(Dataset rows for apps and sites)
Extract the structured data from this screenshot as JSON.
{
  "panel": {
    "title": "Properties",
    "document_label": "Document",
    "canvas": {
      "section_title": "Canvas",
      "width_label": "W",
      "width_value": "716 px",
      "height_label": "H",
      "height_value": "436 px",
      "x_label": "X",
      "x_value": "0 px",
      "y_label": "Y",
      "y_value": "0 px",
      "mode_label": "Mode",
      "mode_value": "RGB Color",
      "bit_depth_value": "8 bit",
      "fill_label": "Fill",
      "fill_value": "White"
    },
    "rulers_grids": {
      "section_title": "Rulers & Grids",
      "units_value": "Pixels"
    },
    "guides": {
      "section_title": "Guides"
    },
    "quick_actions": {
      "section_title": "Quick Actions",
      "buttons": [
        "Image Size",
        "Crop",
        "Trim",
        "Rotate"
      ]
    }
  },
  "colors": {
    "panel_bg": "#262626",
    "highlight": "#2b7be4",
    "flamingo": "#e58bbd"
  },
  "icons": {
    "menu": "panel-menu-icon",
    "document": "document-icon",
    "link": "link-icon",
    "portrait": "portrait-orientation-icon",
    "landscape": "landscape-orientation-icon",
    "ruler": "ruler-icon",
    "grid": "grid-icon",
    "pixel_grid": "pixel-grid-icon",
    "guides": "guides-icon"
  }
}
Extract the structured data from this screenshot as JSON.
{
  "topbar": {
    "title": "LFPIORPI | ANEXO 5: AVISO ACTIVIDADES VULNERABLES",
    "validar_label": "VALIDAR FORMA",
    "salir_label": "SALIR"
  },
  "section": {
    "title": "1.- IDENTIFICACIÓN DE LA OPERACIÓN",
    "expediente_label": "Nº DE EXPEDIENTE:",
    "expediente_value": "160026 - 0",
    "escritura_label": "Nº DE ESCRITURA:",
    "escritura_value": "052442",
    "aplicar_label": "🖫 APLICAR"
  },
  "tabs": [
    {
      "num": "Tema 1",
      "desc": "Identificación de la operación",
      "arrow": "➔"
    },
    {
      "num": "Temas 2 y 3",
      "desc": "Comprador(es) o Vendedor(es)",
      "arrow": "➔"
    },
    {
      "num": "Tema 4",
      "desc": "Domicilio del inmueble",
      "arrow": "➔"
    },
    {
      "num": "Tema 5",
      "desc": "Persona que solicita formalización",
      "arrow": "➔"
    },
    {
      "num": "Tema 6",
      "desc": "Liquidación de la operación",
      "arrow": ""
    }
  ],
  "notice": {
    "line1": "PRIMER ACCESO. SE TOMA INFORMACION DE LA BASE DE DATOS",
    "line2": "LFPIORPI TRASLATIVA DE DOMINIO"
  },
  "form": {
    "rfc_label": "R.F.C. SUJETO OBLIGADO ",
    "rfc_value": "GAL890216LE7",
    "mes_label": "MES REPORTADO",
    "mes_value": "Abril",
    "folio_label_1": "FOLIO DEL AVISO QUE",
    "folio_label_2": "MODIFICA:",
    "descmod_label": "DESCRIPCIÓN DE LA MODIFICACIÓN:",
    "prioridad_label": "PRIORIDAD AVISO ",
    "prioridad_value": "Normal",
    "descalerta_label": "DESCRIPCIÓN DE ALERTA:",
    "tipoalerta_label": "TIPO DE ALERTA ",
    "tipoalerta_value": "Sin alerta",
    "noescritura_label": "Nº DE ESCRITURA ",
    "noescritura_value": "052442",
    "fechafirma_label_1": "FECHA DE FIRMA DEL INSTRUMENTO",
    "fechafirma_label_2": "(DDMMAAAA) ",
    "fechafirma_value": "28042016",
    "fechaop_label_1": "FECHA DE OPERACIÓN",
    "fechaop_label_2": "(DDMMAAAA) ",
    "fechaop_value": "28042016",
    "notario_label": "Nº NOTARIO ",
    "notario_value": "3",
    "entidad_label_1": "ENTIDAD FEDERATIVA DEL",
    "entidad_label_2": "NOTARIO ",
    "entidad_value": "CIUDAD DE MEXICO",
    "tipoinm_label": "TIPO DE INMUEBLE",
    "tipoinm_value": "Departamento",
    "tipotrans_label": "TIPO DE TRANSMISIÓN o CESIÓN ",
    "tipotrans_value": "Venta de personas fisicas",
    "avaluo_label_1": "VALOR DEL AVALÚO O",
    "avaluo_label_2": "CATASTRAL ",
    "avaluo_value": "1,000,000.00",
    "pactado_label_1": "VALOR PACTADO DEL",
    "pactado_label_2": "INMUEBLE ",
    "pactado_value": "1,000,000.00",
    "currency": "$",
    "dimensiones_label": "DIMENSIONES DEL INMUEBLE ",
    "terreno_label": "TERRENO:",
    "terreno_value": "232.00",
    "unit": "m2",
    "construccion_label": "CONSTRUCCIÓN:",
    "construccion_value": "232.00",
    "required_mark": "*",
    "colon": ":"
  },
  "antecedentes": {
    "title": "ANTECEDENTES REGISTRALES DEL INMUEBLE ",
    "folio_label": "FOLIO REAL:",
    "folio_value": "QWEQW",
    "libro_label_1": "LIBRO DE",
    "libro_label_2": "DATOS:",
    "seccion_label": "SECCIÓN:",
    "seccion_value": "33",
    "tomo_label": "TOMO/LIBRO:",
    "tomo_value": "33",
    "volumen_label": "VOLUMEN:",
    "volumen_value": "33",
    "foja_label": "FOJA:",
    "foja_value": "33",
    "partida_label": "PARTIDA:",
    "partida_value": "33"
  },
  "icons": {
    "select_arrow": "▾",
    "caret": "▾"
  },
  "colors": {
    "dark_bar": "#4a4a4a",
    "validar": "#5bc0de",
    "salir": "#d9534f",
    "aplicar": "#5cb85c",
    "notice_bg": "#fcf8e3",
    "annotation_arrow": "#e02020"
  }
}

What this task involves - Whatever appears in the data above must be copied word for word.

Response to the task -
Extract the structured data from this screenshot as JSON.
{
  "panel": {
    "title": "Properties",
    "document_label": "Document",
    "canvas": {
      "section_title": "Canvas",
      "width_label": "W",
      "width_value": "716 px",
      "height_label": "H",
      "height_value": "436 px",
      "x_label": "X",
      "x_value": "0 px",
      "y_label": "Y",
      "y_value": "0 px",
      "mode_label": "Mode",
      "mode_value": "RGB Color",
      "bit_depth_value": "8 bit",
      "fill_label": "Fill",
      "fill_value": "White"
    },
    "rulers_grids": {
      "section_title": "Rulers & Grids",
      "units_value": "Pixels"
    },
    "guides": {
      "section_title": "Guides"
    },
    "quick_actions": {
      "section_title": "Quick Actions",
      "buttons": [
        "Image Size",
        "Crop",
        "Trim",
        "Rotate"
      ]
    }
  },
  "colors": {
    "panel_bg": "#262626",
    "highlight": "#2b7be4",
    "flamingo": "#e58bbd"
  },
  "icons": {
    "menu": "panel-menu-icon",
    "document": "document-icon",
    "link": "link-icon",
    "portrait": "portrait-orientation-icon",
    "landscape": "landscape-orientation-icon",
    "ruler": "ruler-icon",
    "grid": "grid-icon",
    "pixel_grid": "pixel-grid-icon",
    "guides": "guides-icon"
  }
}
Extract the structured data from this screenshot as JSON.
{
  "topbar": {
    "title": "LFPIORPI | ANEXO 5: AVISO ACTIVIDADES VULNERABLES",
    "validar_label": "VALIDAR FORMA",
    "salir_label": "SALIR"
  },
  "section": {
    "title": "1.- IDENTIFICACIÓN DE LA OPERACIÓN",
    "expediente_label": "Nº DE EXPEDIENTE:",
    "expediente_value": "160026 - 0",
    "escritura_label": "Nº DE ESCRITURA:",
    "escritura_value": "052442",
    "aplicar_label": "🖫 APLICAR"
  },
  "tabs": [
    {
      "num": "Tema 1",
      "desc": "Identificación de la operación",
      "arrow": "➔"
    },
    {
      "num": "Temas 2 y 3",
      "desc": "Comprador(es) o Vendedor(es)",
      "arrow": "➔"
    },
    {
      "num": "Tema 4",
      "desc": "Domicilio del inmueble",
      "arrow": "➔"
    },
    {
      "num": "Tema 5",
      "desc": "Persona que solicita formalización",
      "arrow": "➔"
    },
    {
      "num": "Tema 6",
      "desc": "Liquidación de la operación",
      "arrow": ""
    }
  ],
  "notice": {
    "line1": "PRIMER ACCESO. SE TOMA INFORMACION DE LA BASE DE DATOS",
    "line2": "LFPIORPI TRASLATIVA DE DOMINIO"
  },
  "form": {
    "rfc_label": "R.F.C. SUJETO OBLIGADO ",
    "rfc_value": "GAL890216LE7",
    "mes_label": "MES REPORTADO",
    "mes_value": "Abril",
    "folio_label_1": "FOLIO DEL AVISO QUE",
    "folio_label_2": "MODIFICA:",
    "descmod_label": "DESCRIPCIÓN DE LA MODIFICACIÓN:",
    "prioridad_label": "PRIORIDAD AVISO ",
    "prioridad_value": "Normal",
    "descalerta_label": "DESCRIPCIÓN DE ALERTA:",
    "tipoalerta_label": "TIPO DE ALERTA ",
    "tipoalerta_value": "Sin alerta",
    "noescritura_label": "Nº DE ESCRITURA ",
    "noescritura_value": "052442",
    "fechafirma_label_1": "FECHA DE FIRMA DEL INSTRUMENTO",
    "fechafirma_label_2": "(DDMMAAAA) ",
    "fechafirma_value": "28042016",
    "fechaop_label_1": "FECHA DE OPERACIÓN",
    "fechaop_label_2": "(DDMMAAAA) ",
    "fechaop_value": "28042016",
    "notario_label": "Nº NOTARIO ",
    "notario_value": "3",
    "entidad_label_1": "ENTIDAD FEDERATIVA DEL",
    "entidad_label_2": "NOTARIO ",
    "entidad_value": "CIUDAD DE MEXICO",
    "tipoinm_label": "TIPO DE INMUEBLE",
    "tipoinm_value": "Departamento",
    "tipotrans_label": "TIPO DE TRANSMISIÓN o CESIÓN ",
    "tipotrans_value": "Venta de personas fisicas",
    "avaluo_label_1": "VALOR DEL AVALÚO O",
    "avaluo_label_2": "CATASTRAL ",
    "avaluo_value": "1,000,000.00",
    "pactado_label_1": "VALOR PACTADO DEL",
    "pactado_label_2": "INMUEBLE ",
    "pactado_value": "1,000,000.00",
    "currency": "$",
    "dimensiones_label": "DIMENSIONES DEL INMUEBLE ",
    "terreno_label": "TERRENO:",
    "terreno_value": "232.00",
    "unit": "m2",
    "construccion_label": "CONSTRUCCIÓN:",
    "construccion_value": "232.00",
    "required_mark": "*",
    "colon": ":"
  },
  "antecedentes": {
    "title": "ANTECEDENTES REGISTRALES DEL INMUEBLE ",
    "folio_label": "FOLIO REAL:",
    "folio_value": "QWEQW",
    "libro_label_1": "LIBRO DE",
    "libro_label_2": "DATOS:",
    "seccion_label": "SECCIÓN:",
    "seccion_value": "33",
    "tomo_label": "TOMO/LIBRO:",
    "tomo_value": "33",
    "volumen_label": "VOLUMEN:",
    "volumen_value": "33",
    "foja_label": "FOJA:",
    "foja_value": "33",
    "partida_label": "PARTIDA:",
    "partida_value": "33"
  },
  "icons": {
    "select_arrow": "▾",
    "caret": "▾"
  },
  "colors": {
    "dark_bar": "#4a4a4a",
    "validar": "#5bc0de",
    "salir": "#d9534f",
    "aplicar": "#5cb85c",
    "notice_bg": "#fcf8e3",
    "annotation_arrow": "#e02020"
  }
}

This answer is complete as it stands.